Task brief — Look through the lines below, find those with the word "apps", and copy them.

Source data —
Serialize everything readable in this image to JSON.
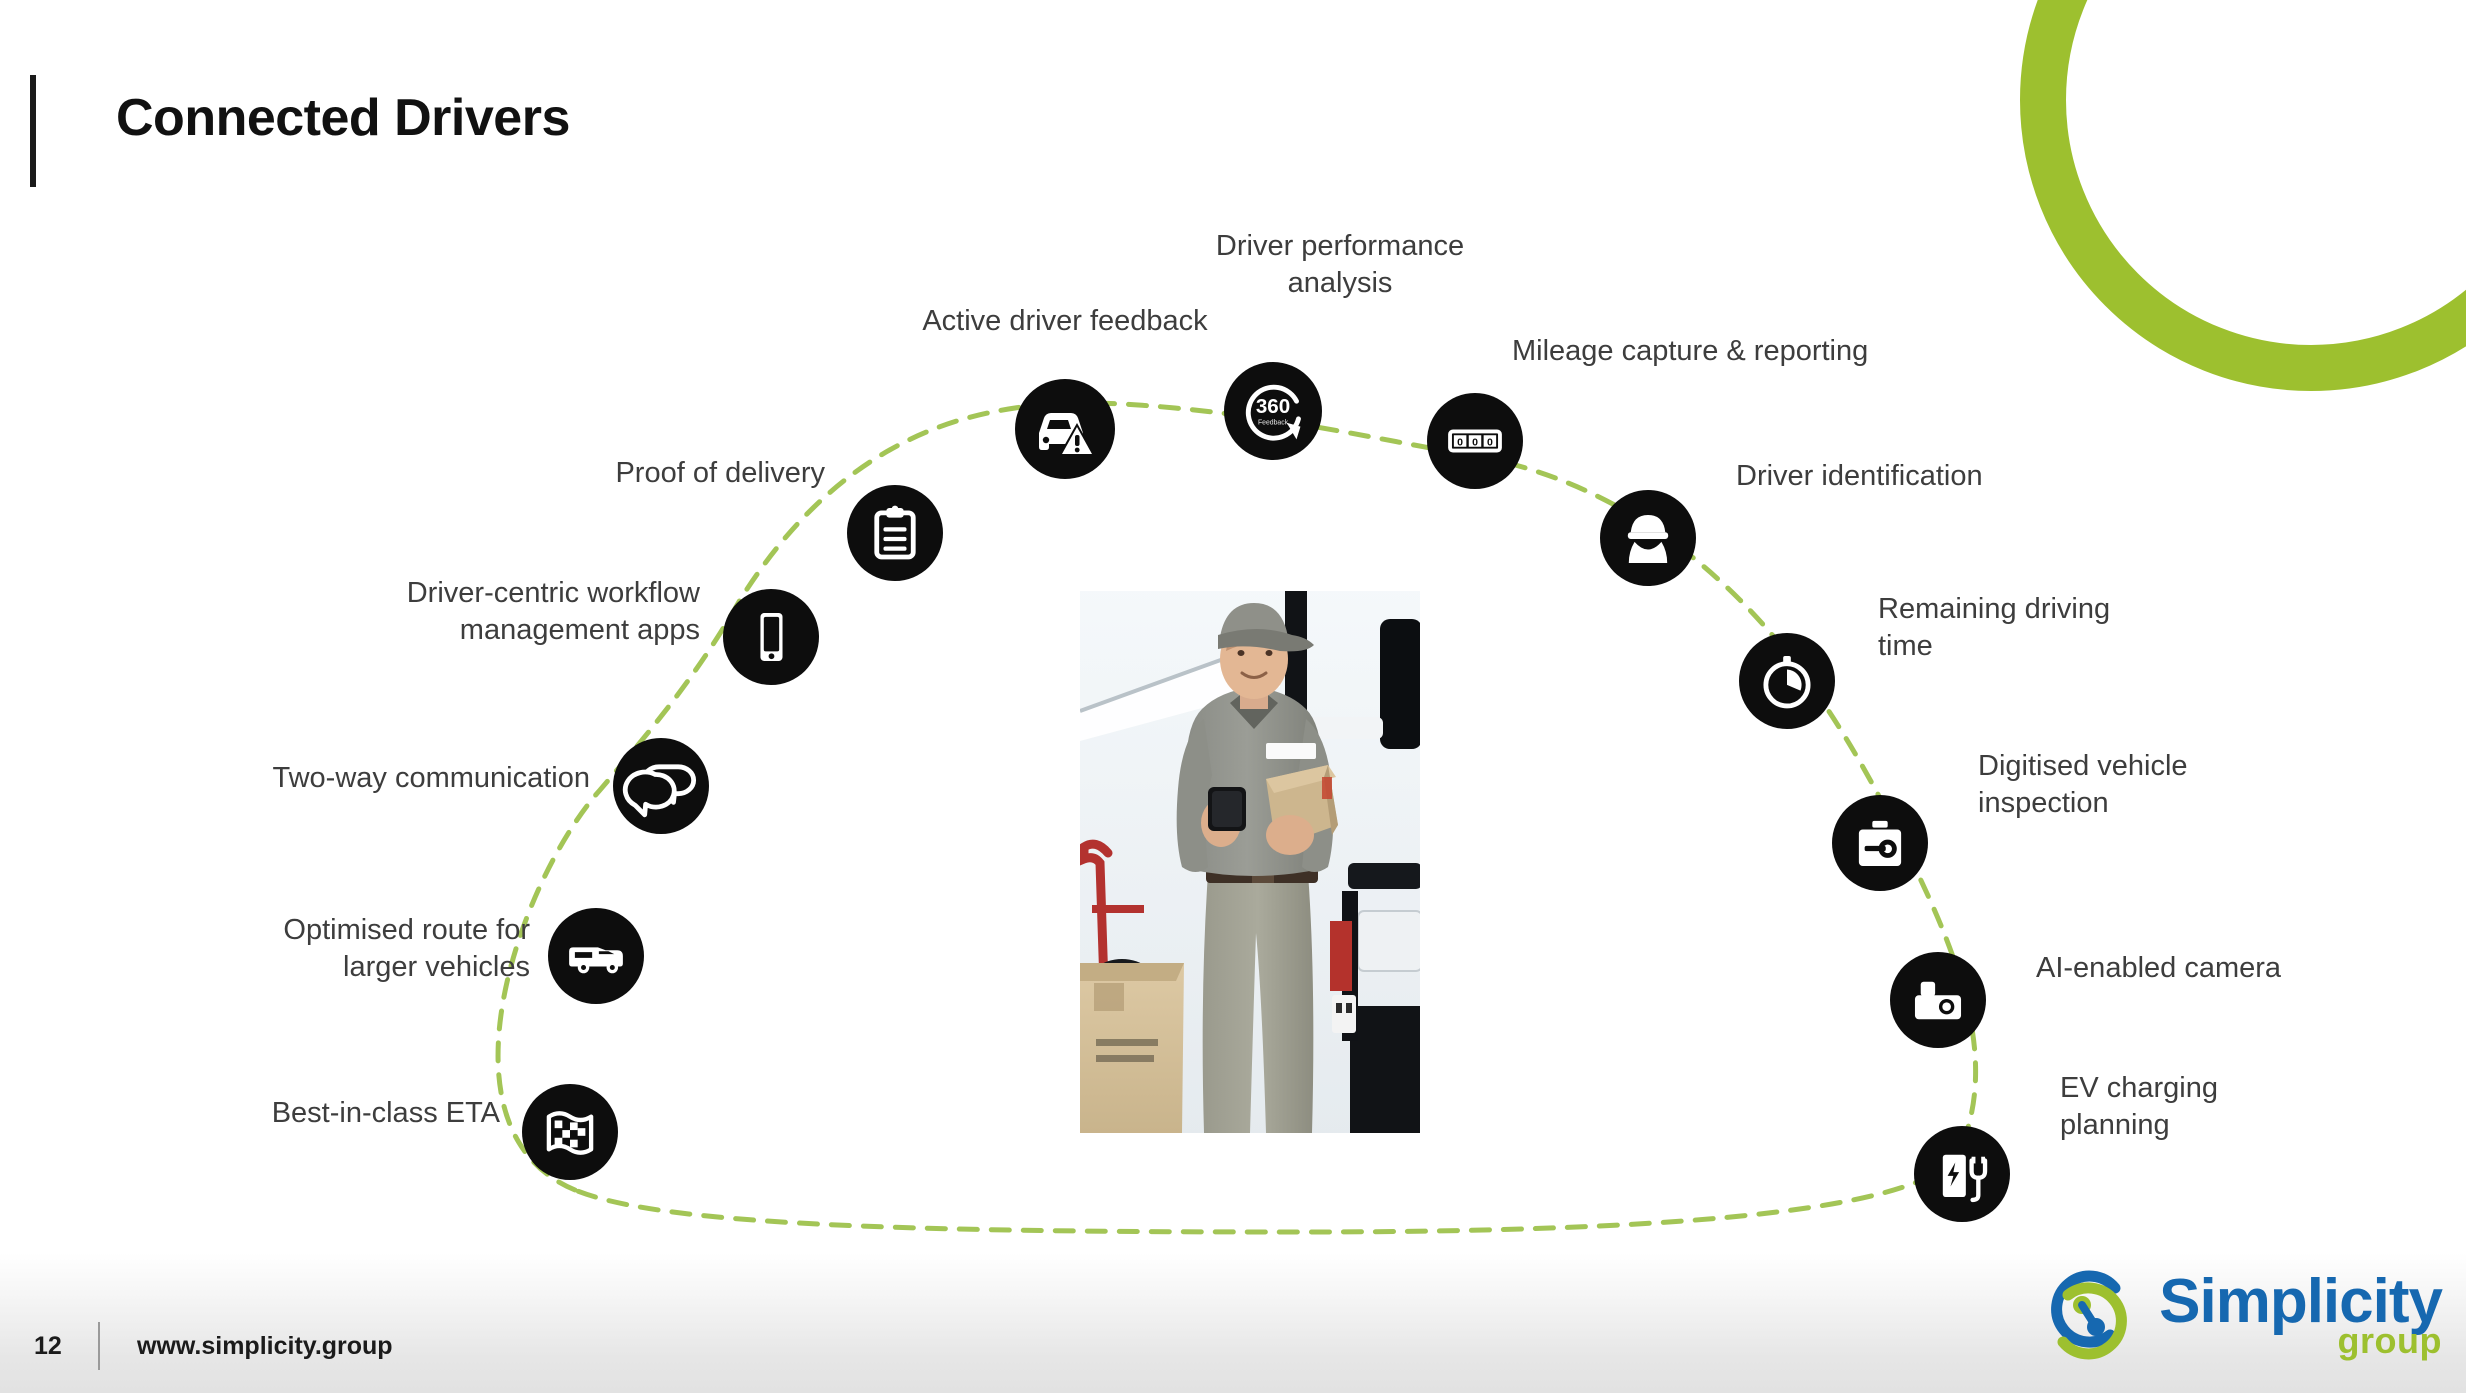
{
  "slide": {
    "title": "Connected Drivers",
    "accent_green": "#9dc02f",
    "line_green": "#a3c556",
    "node_black": "#0d0d0d",
    "label_color": "#3d3d3d"
  },
  "center_photo": {
    "alt": "Delivery driver in grey uniform and cap holding a smartphone and a parcel in front of a white delivery van, with cardboard boxes and a red hand truck"
  },
  "nodes": [
    {
      "id": "driver-performance-analysis",
      "label": "Driver performance\nanalysis",
      "icon": "360-degree-icon",
      "icon_text": "360",
      "icon_subtext": "Feedback"
    },
    {
      "id": "active-driver-feedback",
      "label": "Active driver feedback",
      "icon": "car-warning-icon"
    },
    {
      "id": "proof-of-delivery",
      "label": "Proof of delivery",
      "icon": "clipboard-icon"
    },
    {
      "id": "driver-centric-workflow-management-apps",
      "label": "Driver-centric workflow\nmanagement apps",
      "icon": "smartphone-icon"
    },
    {
      "id": "two-way-communication",
      "label": "Two-way communication",
      "icon": "speech-bubbles-icon"
    },
    {
      "id": "optimised-route-for-larger-vehicles",
      "label": "Optimised route for\nlarger vehicles",
      "icon": "van-icon"
    },
    {
      "id": "best-in-class-eta",
      "label": "Best-in-class ETA",
      "icon": "checkered-map-icon"
    },
    {
      "id": "mileage-capture-reporting",
      "label": "Mileage capture & reporting",
      "icon": "odometer-icon",
      "icon_text": "0 0 0"
    },
    {
      "id": "driver-identification",
      "label": "Driver identification",
      "icon": "driver-cap-icon"
    },
    {
      "id": "remaining-driving-time",
      "label": "Remaining driving\ntime",
      "icon": "stopwatch-icon"
    },
    {
      "id": "digitised-vehicle-inspection",
      "label": "Digitised vehicle\ninspection",
      "icon": "toolbox-icon"
    },
    {
      "id": "ai-enabled-camera",
      "label": "AI-enabled camera",
      "icon": "dashcam-icon"
    },
    {
      "id": "ev-charging-planning",
      "label": "EV charging\nplanning",
      "icon": "ev-charger-icon"
    }
  ],
  "footer": {
    "page_number": "12",
    "url": "www.simplicity.group"
  },
  "logo": {
    "name": "Simplicity",
    "sub": "group",
    "name_color": "#1668b0",
    "sub_color": "#9dc02f"
  }
}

Your response —
      "id": "driver-centric-workflow-management-apps",
      "label": "Driver-centric workflow\nmanagement apps",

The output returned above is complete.